If a person is found with more than four grams of a substance, it is considered a class 4 felony, punishable by a fine of $2,000-$500,000 and a prison sentence of 4-12 years.
In Colorado it also considered to be unlawful for an individual to knowingly conspire to, or possess with the intent to do any of the following with hydrocodone:
- possess for sale
- possess one or more chemicals or supplies or equipment with intent to unlawfully manufacture2
The unlawful distribution, manufacturing, dispensing, or sale of this controlled substance is classified as a Colorado class 3 felony. This is punishable by a fine of $3000-$750,000 and a prison sentence of 4-12 years.
In Colorado, it is against the law to use a controlled substance unless legally authorized to do so. Thus, if a person does not have a prescription for hydrocodone but is using the substance anyway, he or she can be charged with this offense.
The use of a controlled substance is classified as a Colorado level 2 drug misdemeanor. Before March 1, 2020, it is punishable by a fine of $50-$750 and a possible jail sentence of up to 12 months.
Starting March 1, 2020, the punishment is:
- Probation of up to 1 year;
- Possibly 120 days in jail; and
- Up to $500
But for a 3rd or subsequent offense, up to 180 days in jail.3
Colorado takes a more rehabilitative approach to drug addiction. If caught consuming the substance, the court has the option of granting users treatment at their own expense. If the treatment is successfully completed, misdemeanor charges will be dismissed.
There are no affirmative defenses for charges involving the substance of hydrocodone. Since these cases are often individualized, the facts and circumstances of the case will determine the best types of defenses to pursue.
One defense that is commonly applied in cases where the actual user of the drug is up for debate is called the “unwitting possession” defense. A defendant using this defense contests that he or she was in unauthorized possession of a controlled substance.
For example, let's say you give a friend a ride to their house after work and they leave their drugs in your car by mistake. Oblivious to the presence of the unauthorized prescription drugs, you end up getting stopped by an officer. He noticed the substance in your car and you are apprehended on a prescription drug charge.
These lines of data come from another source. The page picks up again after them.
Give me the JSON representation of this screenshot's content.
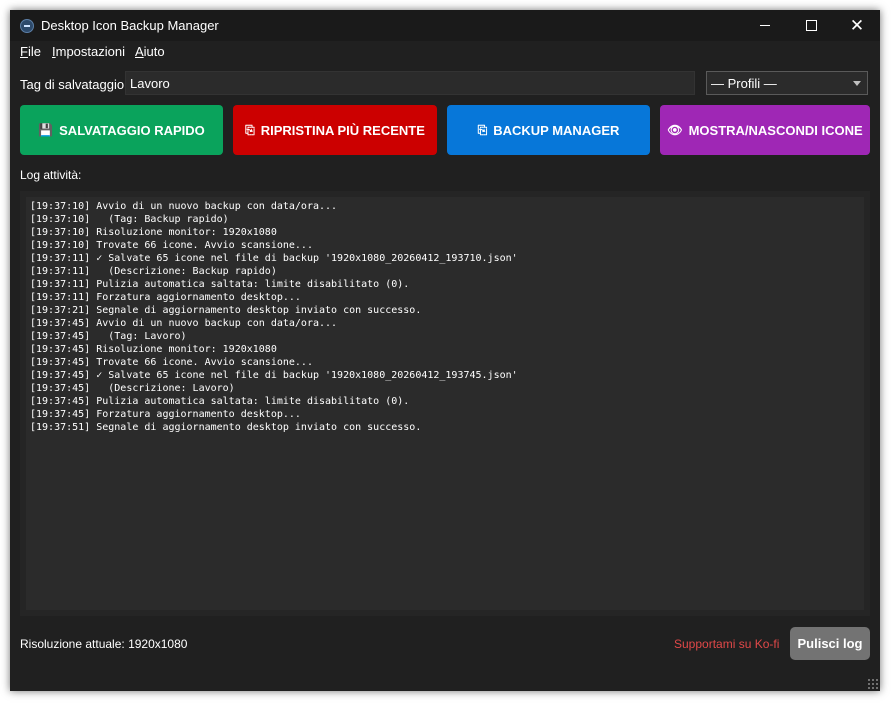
{
  "window": {
    "title": "Desktop Icon Backup Manager",
    "close_symbol": "✕"
  },
  "menu": {
    "file_u": "F",
    "file_rest": "ile",
    "settings_u": "I",
    "settings_rest": "mpostazioni",
    "help_u": "A",
    "help_rest": "iuto"
  },
  "tag": {
    "label": "Tag di salvataggio:",
    "value": "Lavoro"
  },
  "profiles": {
    "selected": "— Profili —"
  },
  "buttons": [
    {
      "label": "SALVATAGGIO RAPIDO",
      "icon": "floppy-icon",
      "glyph": "💾",
      "color": "#0aa35c"
    },
    {
      "label": "RIPRISTINA PIÙ RECENTE",
      "icon": "restore-icon",
      "glyph": "⎘",
      "color": "#cc0000"
    },
    {
      "label": "BACKUP MANAGER",
      "icon": "folder-icon",
      "glyph": "⎘",
      "color": "#0777d9"
    },
    {
      "label": "MOSTRA/NASCONDI ICONE",
      "icon": "eye-icon",
      "glyph": "👁",
      "color": "#9f27b5"
    }
  ],
  "log": {
    "label": "Log attività:",
    "lines": [
      "[19:37:10] Avvio di un nuovo backup con data/ora...",
      "[19:37:10]   (Tag: Backup rapido)",
      "[19:37:10] Risoluzione monitor: 1920x1080",
      "[19:37:10] Trovate 66 icone. Avvio scansione...",
      "[19:37:11] ✓ Salvate 65 icone nel file di backup '1920x1080_20260412_193710.json'",
      "[19:37:11]   (Descrizione: Backup rapido)",
      "[19:37:11] Pulizia automatica saltata: limite disabilitato (0).",
      "[19:37:11] Forzatura aggiornamento desktop...",
      "[19:37:21] Segnale di aggiornamento desktop inviato con successo.",
      "[19:37:45] Avvio di un nuovo backup con data/ora...",
      "[19:37:45]   (Tag: Lavoro)",
      "[19:37:45] Risoluzione monitor: 1920x1080",
      "[19:37:45] Trovate 66 icone. Avvio scansione...",
      "[19:37:45] ✓ Salvate 65 icone nel file di backup '1920x1080_20260412_193745.json'",
      "[19:37:45]   (Descrizione: Lavoro)",
      "[19:37:45] Pulizia automatica saltata: limite disabilitato (0).",
      "[19:37:45] Forzatura aggiornamento desktop...",
      "[19:37:51] Segnale di aggiornamento desktop inviato con successo."
    ]
  },
  "footer": {
    "status": "Risoluzione attuale: 1920x1080",
    "support": "Supportami su Ko-fi",
    "clear": "Pulisci log"
  },
  "colors": {
    "window_bg": "#202020",
    "titlebar_bg": "#1a1a1a",
    "log_bg": "#2b2b2b",
    "support_link": "#e04848",
    "clear_button": "#737373"
  }
}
If this were to happen, you could raise the unwitting possession defense due to the fact you weren't aware prescription containing hydrocodone was in your possession.
A few more common defenses often used in these cases include, but are not limited to:
- Police misconduct (false evidence, failure to read rights, coerced confession etc.)
- The drugs were discovered in violation of Colorado's search and seizure laws
- There is no evidence you used a controlled substance
- A drug tested violated your constitutional rights
- The drug test was unreliable
- There was a legitimate prescription and you used the drugs instructed and prescribed by your doctor
Call us for help...
If you or someone you know has been charged with a drug offense in Denver, contact our office today. Our skilled and understanding Colorado criminal attorneys will fight for your rights. Call our home office at (303) 222-0330 for a free consultation. We also assist with bail and release issues at all Colorado jails, including the Elbert County Jail.
In California? See our article on California Vicodin laws.
In Nevada? See our article on Nevada Vicodin laws.
- Colo. Rev. Stat. § 18-18-403.5 (1)(2)
- Colo. Rev. Stat. § 18-18-405 (1)(a)
- Colo. Rev. Stat. § 18-18-404(1)(a)